[WHAT YOU SHOULD DO] Only lines holding "glyph" are needed; copy each of them from the data below.

[TASK MATERIAL]
=-=-=-=-=

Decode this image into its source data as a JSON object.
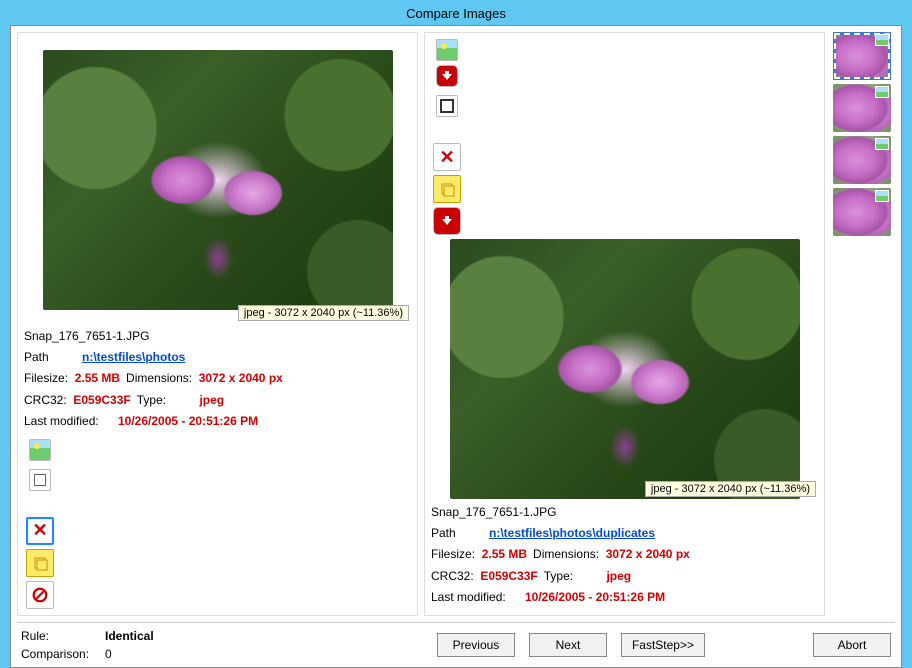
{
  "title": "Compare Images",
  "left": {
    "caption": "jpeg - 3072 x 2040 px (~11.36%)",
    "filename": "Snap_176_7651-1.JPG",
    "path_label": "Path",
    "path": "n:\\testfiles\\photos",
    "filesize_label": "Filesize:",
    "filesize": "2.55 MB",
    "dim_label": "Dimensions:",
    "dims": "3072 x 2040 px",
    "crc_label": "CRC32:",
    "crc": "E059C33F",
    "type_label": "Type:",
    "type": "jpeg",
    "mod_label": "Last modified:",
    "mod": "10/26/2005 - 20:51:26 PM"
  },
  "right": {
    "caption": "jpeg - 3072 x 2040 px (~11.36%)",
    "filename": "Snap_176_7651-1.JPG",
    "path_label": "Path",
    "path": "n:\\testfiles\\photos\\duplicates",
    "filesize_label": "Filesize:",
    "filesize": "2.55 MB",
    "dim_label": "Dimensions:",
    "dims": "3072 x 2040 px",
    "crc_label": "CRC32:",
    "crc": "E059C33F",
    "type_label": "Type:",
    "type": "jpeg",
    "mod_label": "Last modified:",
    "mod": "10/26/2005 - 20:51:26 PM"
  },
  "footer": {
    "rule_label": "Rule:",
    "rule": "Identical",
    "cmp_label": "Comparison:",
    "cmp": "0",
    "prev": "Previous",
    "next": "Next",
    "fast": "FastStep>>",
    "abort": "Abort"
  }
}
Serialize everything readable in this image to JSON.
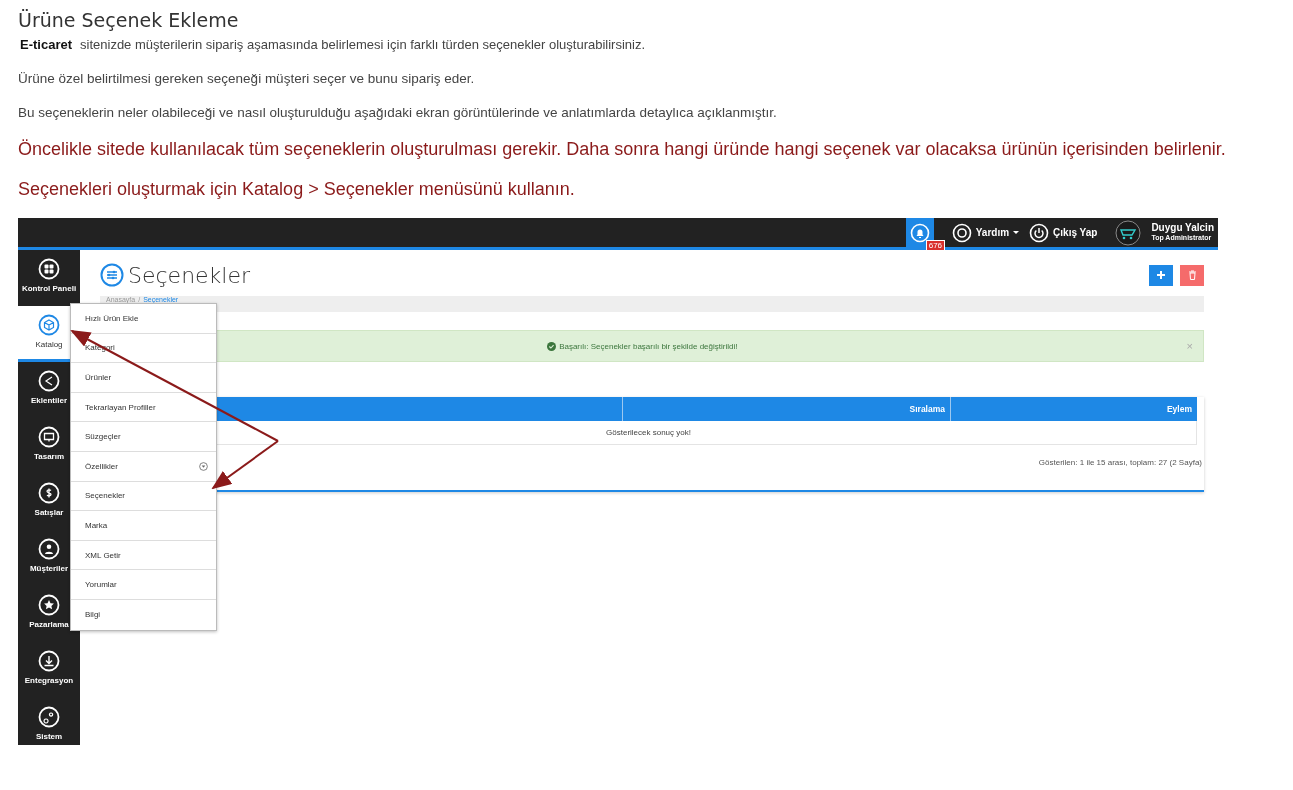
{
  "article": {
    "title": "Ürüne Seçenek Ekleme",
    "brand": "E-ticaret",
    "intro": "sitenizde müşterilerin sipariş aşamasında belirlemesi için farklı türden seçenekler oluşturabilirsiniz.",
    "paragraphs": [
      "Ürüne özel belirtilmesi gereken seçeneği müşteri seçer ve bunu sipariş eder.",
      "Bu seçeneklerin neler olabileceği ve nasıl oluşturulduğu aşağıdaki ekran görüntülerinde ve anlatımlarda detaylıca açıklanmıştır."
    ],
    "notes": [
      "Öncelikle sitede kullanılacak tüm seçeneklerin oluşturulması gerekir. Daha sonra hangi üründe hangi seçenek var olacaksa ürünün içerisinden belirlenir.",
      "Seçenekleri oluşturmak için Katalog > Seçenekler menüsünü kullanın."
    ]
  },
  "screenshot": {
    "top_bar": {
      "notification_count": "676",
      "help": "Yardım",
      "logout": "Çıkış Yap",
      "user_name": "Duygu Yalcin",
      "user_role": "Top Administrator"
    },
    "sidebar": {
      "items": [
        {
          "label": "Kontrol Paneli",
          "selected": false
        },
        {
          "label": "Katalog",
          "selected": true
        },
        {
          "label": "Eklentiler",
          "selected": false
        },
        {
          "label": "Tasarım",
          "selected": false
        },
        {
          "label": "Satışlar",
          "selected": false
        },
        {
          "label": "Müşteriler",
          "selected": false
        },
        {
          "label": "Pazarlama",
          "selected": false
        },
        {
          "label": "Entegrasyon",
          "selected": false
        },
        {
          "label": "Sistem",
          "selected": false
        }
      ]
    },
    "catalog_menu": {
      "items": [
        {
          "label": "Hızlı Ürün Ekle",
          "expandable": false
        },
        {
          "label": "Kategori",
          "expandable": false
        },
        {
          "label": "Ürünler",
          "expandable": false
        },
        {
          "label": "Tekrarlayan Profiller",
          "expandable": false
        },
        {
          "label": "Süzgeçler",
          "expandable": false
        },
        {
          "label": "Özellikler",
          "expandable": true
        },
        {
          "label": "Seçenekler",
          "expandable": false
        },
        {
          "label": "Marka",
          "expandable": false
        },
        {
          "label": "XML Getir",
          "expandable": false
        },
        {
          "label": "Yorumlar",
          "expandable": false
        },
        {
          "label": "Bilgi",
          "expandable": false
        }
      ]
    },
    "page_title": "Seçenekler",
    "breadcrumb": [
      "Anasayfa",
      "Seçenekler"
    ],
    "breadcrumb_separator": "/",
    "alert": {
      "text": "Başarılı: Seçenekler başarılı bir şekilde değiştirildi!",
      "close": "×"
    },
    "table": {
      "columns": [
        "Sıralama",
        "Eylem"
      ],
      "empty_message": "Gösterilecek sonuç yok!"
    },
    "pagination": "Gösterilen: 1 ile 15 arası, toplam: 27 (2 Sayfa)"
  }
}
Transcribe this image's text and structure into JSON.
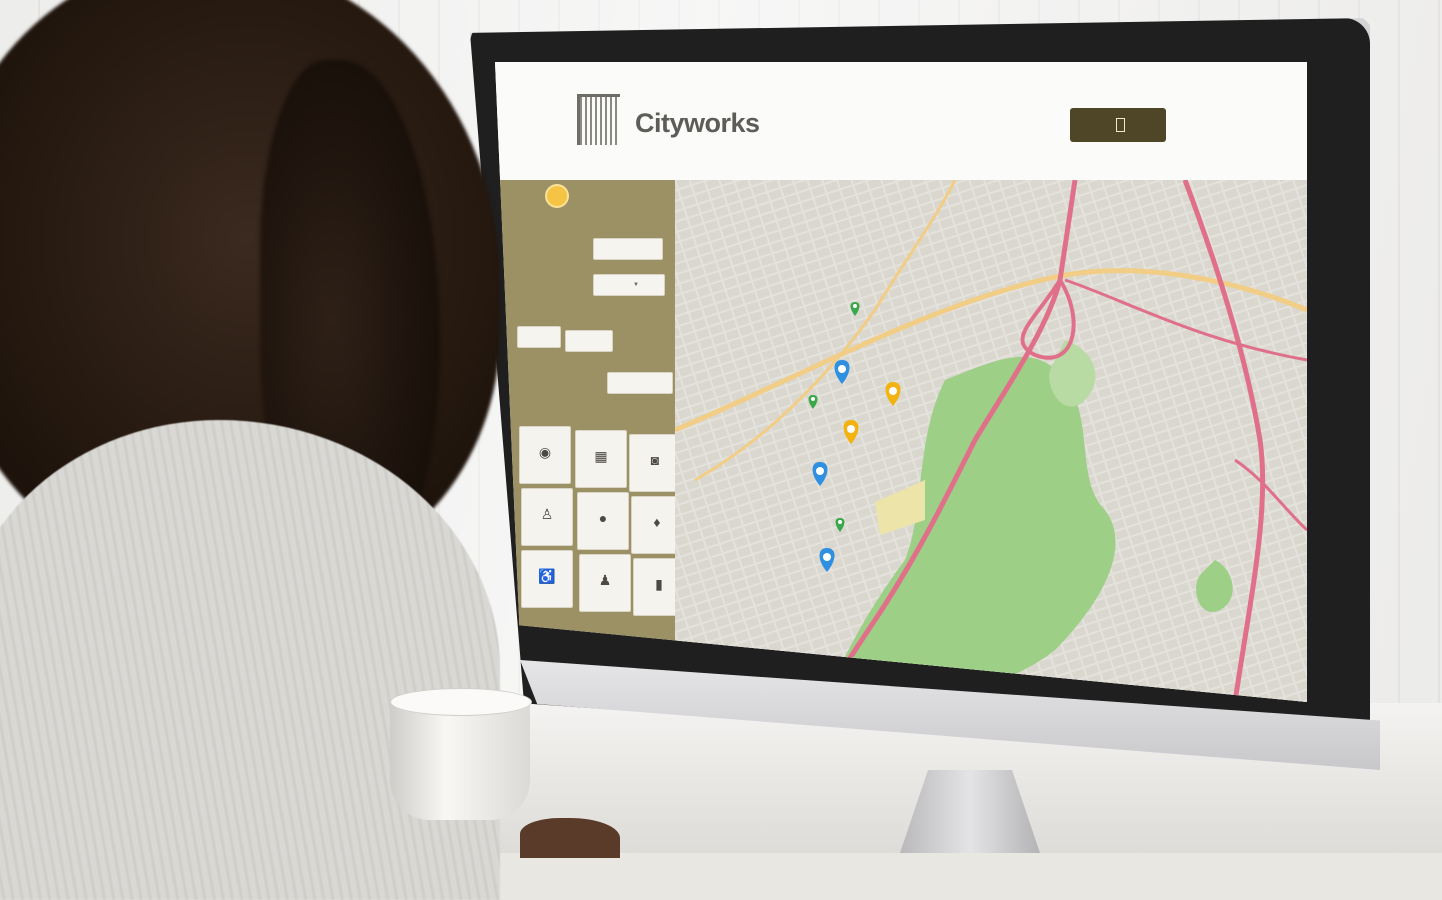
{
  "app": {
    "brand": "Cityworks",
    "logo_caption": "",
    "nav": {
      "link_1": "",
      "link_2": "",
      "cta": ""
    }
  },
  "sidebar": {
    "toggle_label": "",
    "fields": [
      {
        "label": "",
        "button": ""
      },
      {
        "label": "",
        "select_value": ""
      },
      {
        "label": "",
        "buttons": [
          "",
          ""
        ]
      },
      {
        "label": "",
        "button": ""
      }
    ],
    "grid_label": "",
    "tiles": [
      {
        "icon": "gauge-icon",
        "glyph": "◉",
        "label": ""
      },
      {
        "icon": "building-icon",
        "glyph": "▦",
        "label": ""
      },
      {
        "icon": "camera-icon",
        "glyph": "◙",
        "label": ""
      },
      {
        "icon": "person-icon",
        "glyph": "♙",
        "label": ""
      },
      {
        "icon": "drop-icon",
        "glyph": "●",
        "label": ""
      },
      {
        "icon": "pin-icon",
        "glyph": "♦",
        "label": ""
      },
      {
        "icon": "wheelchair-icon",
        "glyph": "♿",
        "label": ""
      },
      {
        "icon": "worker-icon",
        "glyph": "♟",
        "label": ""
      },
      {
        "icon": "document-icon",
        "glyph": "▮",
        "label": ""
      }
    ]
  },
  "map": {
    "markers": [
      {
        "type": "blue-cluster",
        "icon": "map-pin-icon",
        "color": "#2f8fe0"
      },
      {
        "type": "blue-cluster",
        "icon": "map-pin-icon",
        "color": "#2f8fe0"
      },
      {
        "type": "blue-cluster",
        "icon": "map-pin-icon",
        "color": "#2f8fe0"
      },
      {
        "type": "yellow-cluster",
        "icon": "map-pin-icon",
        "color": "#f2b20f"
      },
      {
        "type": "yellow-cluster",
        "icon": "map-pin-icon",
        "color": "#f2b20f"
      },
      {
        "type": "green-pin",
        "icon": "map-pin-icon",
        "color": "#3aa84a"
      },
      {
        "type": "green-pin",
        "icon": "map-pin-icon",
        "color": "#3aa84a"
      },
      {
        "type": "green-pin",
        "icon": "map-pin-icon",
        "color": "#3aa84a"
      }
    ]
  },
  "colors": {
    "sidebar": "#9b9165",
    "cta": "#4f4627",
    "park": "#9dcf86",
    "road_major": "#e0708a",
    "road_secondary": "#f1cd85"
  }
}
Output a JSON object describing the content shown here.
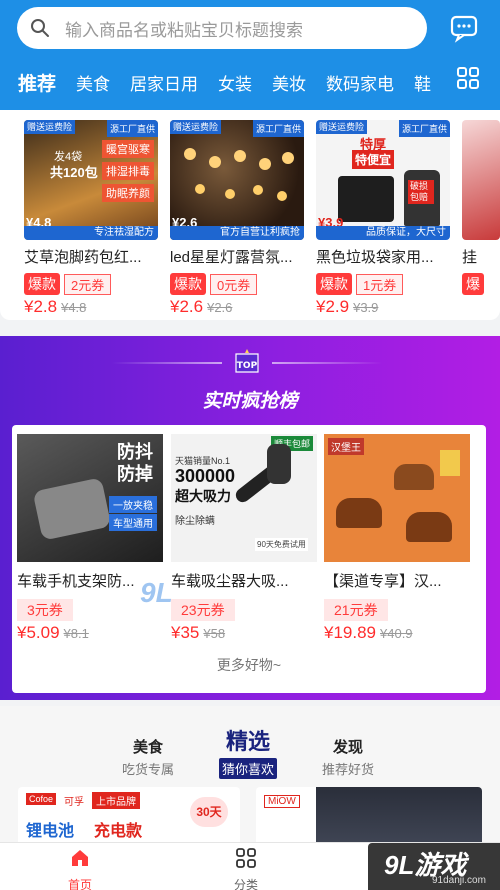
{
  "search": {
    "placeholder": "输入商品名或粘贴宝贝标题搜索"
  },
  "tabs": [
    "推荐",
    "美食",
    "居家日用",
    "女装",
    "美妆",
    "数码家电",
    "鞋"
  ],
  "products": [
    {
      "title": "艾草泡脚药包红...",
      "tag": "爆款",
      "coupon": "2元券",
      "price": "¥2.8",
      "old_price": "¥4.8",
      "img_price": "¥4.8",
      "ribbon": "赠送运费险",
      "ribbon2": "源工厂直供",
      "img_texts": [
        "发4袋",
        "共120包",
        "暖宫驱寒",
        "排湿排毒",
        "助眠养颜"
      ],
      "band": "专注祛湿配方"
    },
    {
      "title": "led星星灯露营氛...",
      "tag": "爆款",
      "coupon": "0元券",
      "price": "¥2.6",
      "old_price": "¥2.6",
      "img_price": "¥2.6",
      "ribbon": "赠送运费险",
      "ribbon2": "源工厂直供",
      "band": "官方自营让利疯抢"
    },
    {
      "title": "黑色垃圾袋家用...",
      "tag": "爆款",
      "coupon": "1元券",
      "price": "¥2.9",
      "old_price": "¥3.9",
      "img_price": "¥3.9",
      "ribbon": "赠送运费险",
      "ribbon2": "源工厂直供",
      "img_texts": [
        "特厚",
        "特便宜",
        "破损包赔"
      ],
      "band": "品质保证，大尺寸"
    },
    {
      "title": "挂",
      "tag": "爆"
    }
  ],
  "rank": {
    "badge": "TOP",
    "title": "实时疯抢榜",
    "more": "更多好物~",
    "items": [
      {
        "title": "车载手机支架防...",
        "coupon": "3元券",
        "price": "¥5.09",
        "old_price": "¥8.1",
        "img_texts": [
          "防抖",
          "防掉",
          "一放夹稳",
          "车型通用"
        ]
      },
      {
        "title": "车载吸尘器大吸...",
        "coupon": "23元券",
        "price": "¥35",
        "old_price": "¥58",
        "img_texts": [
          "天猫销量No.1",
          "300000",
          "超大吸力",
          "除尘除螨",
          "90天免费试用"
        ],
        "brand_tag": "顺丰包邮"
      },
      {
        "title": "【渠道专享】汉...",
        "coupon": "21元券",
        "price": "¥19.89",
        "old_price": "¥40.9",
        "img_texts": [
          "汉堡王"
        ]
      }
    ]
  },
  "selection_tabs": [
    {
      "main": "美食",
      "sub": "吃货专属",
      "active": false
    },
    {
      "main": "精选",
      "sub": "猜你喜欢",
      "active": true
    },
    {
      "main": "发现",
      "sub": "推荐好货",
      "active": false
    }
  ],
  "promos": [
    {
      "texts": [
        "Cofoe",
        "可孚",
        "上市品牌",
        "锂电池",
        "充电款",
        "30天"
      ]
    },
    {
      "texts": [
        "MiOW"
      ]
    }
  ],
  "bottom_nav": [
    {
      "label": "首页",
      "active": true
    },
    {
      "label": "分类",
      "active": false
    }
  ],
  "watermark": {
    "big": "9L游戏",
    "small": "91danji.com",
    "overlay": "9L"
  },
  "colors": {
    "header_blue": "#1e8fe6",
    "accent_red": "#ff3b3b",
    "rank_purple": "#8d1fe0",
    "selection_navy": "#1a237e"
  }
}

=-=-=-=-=

[PROBLEM SOLUTION]
        "glyph": "◉",
        "glyph": "▦",
        "glyph": "◙",
        "glyph": "♙",
        "glyph": "●",
        "glyph": "♦",
        "glyph": "♿",
        "glyph": "♟",
        "glyph": "▮",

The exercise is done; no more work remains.